About this exercise
Copy every entry precisely.
== == ==
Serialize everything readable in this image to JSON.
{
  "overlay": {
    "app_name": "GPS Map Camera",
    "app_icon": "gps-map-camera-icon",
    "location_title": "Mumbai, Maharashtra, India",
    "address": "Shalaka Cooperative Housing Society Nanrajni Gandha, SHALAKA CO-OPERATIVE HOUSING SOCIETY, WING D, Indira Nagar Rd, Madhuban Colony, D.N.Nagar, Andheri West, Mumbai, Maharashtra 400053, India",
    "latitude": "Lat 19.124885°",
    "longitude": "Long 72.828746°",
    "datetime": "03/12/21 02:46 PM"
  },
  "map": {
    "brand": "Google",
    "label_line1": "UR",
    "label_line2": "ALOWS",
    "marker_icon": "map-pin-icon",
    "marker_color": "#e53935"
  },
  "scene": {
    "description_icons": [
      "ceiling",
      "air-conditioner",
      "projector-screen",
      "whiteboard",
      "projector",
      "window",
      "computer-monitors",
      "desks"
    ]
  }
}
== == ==
Response area
Serialize everything readable in this image to JSON.
{
  "overlay": {
    "app_name": "GPS Map Camera",
    "app_icon": "gps-map-camera-icon",
    "location_title": "Mumbai, Maharashtra, India",
    "address": "Shalaka Cooperative Housing Society Nanrajni Gandha, SHALAKA CO-OPERATIVE HOUSING SOCIETY, WING D, Indira Nagar Rd, Madhuban Colony, D.N.Nagar, Andheri West, Mumbai, Maharashtra 400053, India",
    "latitude": "Lat 19.124885°",
    "longitude": "Long 72.828746°",
    "datetime": "03/12/21 02:46 PM"
  },
  "map": {
    "brand": "Google",
    "label_line1": "UR",
    "label_line2": "ALOWS",
    "marker_icon": "map-pin-icon",
    "marker_color": "#e53935"
  },
  "scene": {
    "description_icons": [
      "ceiling",
      "air-conditioner",
      "projector-screen",
      "whiteboard",
      "projector",
      "window",
      "computer-monitors",
      "desks"
    ]
  }
}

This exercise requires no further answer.